### INSTRUCTIONS FOR THE TASK
Every record below needs to be printed again exactly.

### DATA TO USE
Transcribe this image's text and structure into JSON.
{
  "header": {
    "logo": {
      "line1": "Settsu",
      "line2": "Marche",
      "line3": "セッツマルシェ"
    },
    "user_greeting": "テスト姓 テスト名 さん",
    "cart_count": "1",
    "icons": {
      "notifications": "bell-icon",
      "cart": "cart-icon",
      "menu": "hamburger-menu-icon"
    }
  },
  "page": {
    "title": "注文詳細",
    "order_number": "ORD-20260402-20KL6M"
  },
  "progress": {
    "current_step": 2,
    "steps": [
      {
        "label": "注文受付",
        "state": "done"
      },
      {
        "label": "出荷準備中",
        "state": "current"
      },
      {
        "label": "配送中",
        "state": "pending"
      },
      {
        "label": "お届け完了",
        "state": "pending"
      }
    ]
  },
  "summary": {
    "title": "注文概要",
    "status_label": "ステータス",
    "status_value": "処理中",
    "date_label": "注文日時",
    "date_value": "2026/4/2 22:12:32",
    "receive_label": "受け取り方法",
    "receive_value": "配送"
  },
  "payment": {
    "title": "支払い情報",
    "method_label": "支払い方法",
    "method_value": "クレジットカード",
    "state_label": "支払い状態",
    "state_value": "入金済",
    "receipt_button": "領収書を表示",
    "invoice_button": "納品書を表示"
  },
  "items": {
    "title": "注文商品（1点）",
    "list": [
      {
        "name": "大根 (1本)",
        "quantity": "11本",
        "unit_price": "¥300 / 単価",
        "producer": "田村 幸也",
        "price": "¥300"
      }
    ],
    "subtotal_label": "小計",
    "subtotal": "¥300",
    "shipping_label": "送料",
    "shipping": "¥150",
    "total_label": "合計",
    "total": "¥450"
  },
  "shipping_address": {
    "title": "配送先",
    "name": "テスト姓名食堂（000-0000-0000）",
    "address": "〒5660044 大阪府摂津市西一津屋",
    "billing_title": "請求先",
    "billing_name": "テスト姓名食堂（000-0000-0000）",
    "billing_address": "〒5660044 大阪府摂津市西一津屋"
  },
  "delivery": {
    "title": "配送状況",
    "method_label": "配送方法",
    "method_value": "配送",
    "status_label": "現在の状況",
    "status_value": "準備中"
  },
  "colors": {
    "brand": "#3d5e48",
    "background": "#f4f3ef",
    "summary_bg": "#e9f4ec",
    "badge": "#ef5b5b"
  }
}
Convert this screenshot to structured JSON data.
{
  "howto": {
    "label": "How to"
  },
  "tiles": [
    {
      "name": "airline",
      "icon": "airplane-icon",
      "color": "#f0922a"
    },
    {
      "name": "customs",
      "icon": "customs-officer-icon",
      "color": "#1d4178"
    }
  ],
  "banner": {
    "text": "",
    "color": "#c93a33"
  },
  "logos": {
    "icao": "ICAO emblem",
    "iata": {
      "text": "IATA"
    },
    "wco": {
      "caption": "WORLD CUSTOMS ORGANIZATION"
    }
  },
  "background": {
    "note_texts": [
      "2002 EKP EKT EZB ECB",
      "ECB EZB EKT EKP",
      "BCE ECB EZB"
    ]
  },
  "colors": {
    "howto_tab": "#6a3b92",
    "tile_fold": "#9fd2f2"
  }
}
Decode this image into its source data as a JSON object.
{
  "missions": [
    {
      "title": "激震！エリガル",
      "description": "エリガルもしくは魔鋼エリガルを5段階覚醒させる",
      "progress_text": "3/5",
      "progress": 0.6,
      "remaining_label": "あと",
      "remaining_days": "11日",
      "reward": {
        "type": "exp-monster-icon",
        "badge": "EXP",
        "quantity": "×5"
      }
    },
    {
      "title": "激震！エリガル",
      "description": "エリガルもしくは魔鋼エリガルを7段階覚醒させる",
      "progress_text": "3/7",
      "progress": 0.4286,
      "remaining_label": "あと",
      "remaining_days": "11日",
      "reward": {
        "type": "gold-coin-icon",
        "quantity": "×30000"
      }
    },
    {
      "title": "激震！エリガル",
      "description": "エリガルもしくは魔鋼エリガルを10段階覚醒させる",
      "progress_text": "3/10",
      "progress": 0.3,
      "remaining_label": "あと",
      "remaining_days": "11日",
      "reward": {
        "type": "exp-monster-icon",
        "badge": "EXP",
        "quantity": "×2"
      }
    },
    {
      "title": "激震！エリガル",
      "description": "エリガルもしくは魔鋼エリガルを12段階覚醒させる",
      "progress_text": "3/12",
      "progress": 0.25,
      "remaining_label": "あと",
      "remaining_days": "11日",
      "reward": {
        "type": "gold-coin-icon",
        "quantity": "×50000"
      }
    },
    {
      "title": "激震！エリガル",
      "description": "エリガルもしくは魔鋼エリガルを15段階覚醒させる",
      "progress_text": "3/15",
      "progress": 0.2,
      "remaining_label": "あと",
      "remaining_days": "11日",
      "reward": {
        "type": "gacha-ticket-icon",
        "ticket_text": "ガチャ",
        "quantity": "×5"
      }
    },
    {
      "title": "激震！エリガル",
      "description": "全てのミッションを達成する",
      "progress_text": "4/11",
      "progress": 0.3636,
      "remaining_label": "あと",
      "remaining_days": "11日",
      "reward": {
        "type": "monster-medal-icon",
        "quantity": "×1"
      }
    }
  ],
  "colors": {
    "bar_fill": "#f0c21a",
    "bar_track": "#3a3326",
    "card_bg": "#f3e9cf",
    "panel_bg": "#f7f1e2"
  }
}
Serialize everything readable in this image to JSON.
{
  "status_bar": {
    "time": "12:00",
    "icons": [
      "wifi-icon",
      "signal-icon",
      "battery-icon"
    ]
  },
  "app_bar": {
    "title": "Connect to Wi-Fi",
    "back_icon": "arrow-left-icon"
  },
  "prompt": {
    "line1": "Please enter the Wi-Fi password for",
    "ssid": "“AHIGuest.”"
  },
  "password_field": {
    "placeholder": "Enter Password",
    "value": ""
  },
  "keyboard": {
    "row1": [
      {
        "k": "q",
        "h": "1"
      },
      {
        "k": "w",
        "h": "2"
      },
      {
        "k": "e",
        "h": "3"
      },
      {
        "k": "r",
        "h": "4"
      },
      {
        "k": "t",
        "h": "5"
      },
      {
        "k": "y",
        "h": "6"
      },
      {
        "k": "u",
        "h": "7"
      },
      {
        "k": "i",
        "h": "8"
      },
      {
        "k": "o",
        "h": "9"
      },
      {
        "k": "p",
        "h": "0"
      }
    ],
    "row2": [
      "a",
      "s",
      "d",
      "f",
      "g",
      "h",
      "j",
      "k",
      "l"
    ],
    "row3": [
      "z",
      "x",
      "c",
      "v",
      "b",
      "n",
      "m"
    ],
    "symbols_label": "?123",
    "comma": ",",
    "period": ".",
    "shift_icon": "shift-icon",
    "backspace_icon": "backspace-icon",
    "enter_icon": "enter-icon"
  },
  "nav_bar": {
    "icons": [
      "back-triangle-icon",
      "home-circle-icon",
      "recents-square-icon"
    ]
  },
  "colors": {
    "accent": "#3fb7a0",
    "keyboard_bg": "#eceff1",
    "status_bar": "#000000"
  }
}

### RESULT
Transcribe this image's text and structure into JSON.
{
  "header": {
    "logo": {
      "line1": "Settsu",
      "line2": "Marche",
      "line3": "セッツマルシェ"
    },
    "user_greeting": "テスト姓 テスト名 さん",
    "cart_count": "1",
    "icons": {
      "notifications": "bell-icon",
      "cart": "cart-icon",
      "menu": "hamburger-menu-icon"
    }
  },
  "page": {
    "title": "注文詳細",
    "order_number": "ORD-20260402-20KL6M"
  },
  "progress": {
    "current_step": 2,
    "steps": [
      {
        "label": "注文受付",
        "state": "done"
      },
      {
        "label": "出荷準備中",
        "state": "current"
      },
      {
        "label": "配送中",
        "state": "pending"
      },
      {
        "label": "お届け完了",
        "state": "pending"
      }
    ]
  },
  "summary": {
    "title": "注文概要",
    "status_label": "ステータス",
    "status_value": "処理中",
    "date_label": "注文日時",
    "date_value": "2026/4/2 22:12:32",
    "receive_label": "受け取り方法",
    "receive_value": "配送"
  },
  "payment": {
    "title": "支払い情報",
    "method_label": "支払い方法",
    "method_value": "クレジットカード",
    "state_label": "支払い状態",
    "state_value": "入金済",
    "receipt_button": "領収書を表示",
    "invoice_button": "納品書を表示"
  },
  "items": {
    "title": "注文商品（1点）",
    "list": [
      {
        "name": "大根 (1本)",
        "quantity": "11本",
        "unit_price": "¥300 / 単価",
        "producer": "田村 幸也",
        "price": "¥300"
      }
    ],
    "subtotal_label": "小計",
    "subtotal": "¥300",
    "shipping_label": "送料",
    "shipping": "¥150",
    "total_label": "合計",
    "total": "¥450"
  },
  "shipping_address": {
    "title": "配送先",
    "name": "テスト姓名食堂（000-0000-0000）",
    "address": "〒5660044 大阪府摂津市西一津屋",
    "billing_title": "請求先",
    "billing_name": "テスト姓名食堂（000-0000-0000）",
    "billing_address": "〒5660044 大阪府摂津市西一津屋"
  },
  "delivery": {
    "title": "配送状況",
    "method_label": "配送方法",
    "method_value": "配送",
    "status_label": "現在の状況",
    "status_value": "準備中"
  },
  "colors": {
    "brand": "#3d5e48",
    "background": "#f4f3ef",
    "summary_bg": "#e9f4ec",
    "badge": "#ef5b5b"
  }
}
Convert this screenshot to structured JSON data.
{
  "howto": {
    "label": "How to"
  },
  "tiles": [
    {
      "name": "airline",
      "icon": "airplane-icon",
      "color": "#f0922a"
    },
    {
      "name": "customs",
      "icon": "customs-officer-icon",
      "color": "#1d4178"
    }
  ],
  "banner": {
    "text": "",
    "color": "#c93a33"
  },
  "logos": {
    "icao": "ICAO emblem",
    "iata": {
      "text": "IATA"
    },
    "wco": {
      "caption": "WORLD CUSTOMS ORGANIZATION"
    }
  },
  "background": {
    "note_texts": [
      "2002 EKP EKT EZB ECB",
      "ECB EZB EKT EKP",
      "BCE ECB EZB"
    ]
  },
  "colors": {
    "howto_tab": "#6a3b92",
    "tile_fold": "#9fd2f2"
  }
}
Decode this image into its source data as a JSON object.
{
  "missions": [
    {
      "title": "激震！エリガル",
      "description": "エリガルもしくは魔鋼エリガルを5段階覚醒させる",
      "progress_text": "3/5",
      "progress": 0.6,
      "remaining_label": "あと",
      "remaining_days": "11日",
      "reward": {
        "type": "exp-monster-icon",
        "badge": "EXP",
        "quantity": "×5"
      }
    },
    {
      "title": "激震！エリガル",
      "description": "エリガルもしくは魔鋼エリガルを7段階覚醒させる",
      "progress_text": "3/7",
      "progress": 0.4286,
      "remaining_label": "あと",
      "remaining_days": "11日",
      "reward": {
        "type": "gold-coin-icon",
        "quantity": "×30000"
      }
    },
    {
      "title": "激震！エリガル",
      "description": "エリガルもしくは魔鋼エリガルを10段階覚醒させる",
      "progress_text": "3/10",
      "progress": 0.3,
      "remaining_label": "あと",
      "remaining_days": "11日",
      "reward": {
        "type": "exp-monster-icon",
        "badge": "EXP",
        "quantity": "×2"
      }
    },
    {
      "title": "激震！エリガル",
      "description": "エリガルもしくは魔鋼エリガルを12段階覚醒させる",
      "progress_text": "3/12",
      "progress": 0.25,
      "remaining_label": "あと",
      "remaining_days": "11日",
      "reward": {
        "type": "gold-coin-icon",
        "quantity": "×50000"
      }
    },
    {
      "title": "激震！エリガル",
      "description": "エリガルもしくは魔鋼エリガルを15段階覚醒させる",
      "progress_text": "3/15",
      "progress": 0.2,
      "remaining_label": "あと",
      "remaining_days": "11日",
      "reward": {
        "type": "gacha-ticket-icon",
        "ticket_text": "ガチャ",
        "quantity": "×5"
      }
    },
    {
      "title": "激震！エリガル",
      "description": "全てのミッションを達成する",
      "progress_text": "4/11",
      "progress": 0.3636,
      "remaining_label": "あと",
      "remaining_days": "11日",
      "reward": {
        "type": "monster-medal-icon",
        "quantity": "×1"
      }
    }
  ],
  "colors": {
    "bar_fill": "#f0c21a",
    "bar_track": "#3a3326",
    "card_bg": "#f3e9cf",
    "panel_bg": "#f7f1e2"
  }
}
Serialize everything readable in this image to JSON.
{
  "status_bar": {
    "time": "12:00",
    "icons": [
      "wifi-icon",
      "signal-icon",
      "battery-icon"
    ]
  },
  "app_bar": {
    "title": "Connect to Wi-Fi",
    "back_icon": "arrow-left-icon"
  },
  "prompt": {
    "line1": "Please enter the Wi-Fi password for",
    "ssid": "“AHIGuest.”"
  },
  "password_field": {
    "placeholder": "Enter Password",
    "value": ""
  },
  "keyboard": {
    "row1": [
      {
        "k": "q",
        "h": "1"
      },
      {
        "k": "w",
        "h": "2"
      },
      {
        "k": "e",
        "h": "3"
      },
      {
        "k": "r",
        "h": "4"
      },
      {
        "k": "t",
        "h": "5"
      },
      {
        "k": "y",
        "h": "6"
      },
      {
        "k": "u",
        "h": "7"
      },
      {
        "k": "i",
        "h": "8"
      },
      {
        "k": "o",
        "h": "9"
      },
      {
        "k": "p",
        "h": "0"
      }
    ],
    "row2": [
      "a",
      "s",
      "d",
      "f",
      "g",
      "h",
      "j",
      "k",
      "l"
    ],
    "row3": [
      "z",
      "x",
      "c",
      "v",
      "b",
      "n",
      "m"
    ],
    "symbols_label": "?123",
    "comma": ",",
    "period": ".",
    "shift_icon": "shift-icon",
    "backspace_icon": "backspace-icon",
    "enter_icon": "enter-icon"
  },
  "nav_bar": {
    "icons": [
      "back-triangle-icon",
      "home-circle-icon",
      "recents-square-icon"
    ]
  },
  "colors": {
    "accent": "#3fb7a0",
    "keyboard_bg": "#eceff1",
    "status_bar": "#000000"
  }
}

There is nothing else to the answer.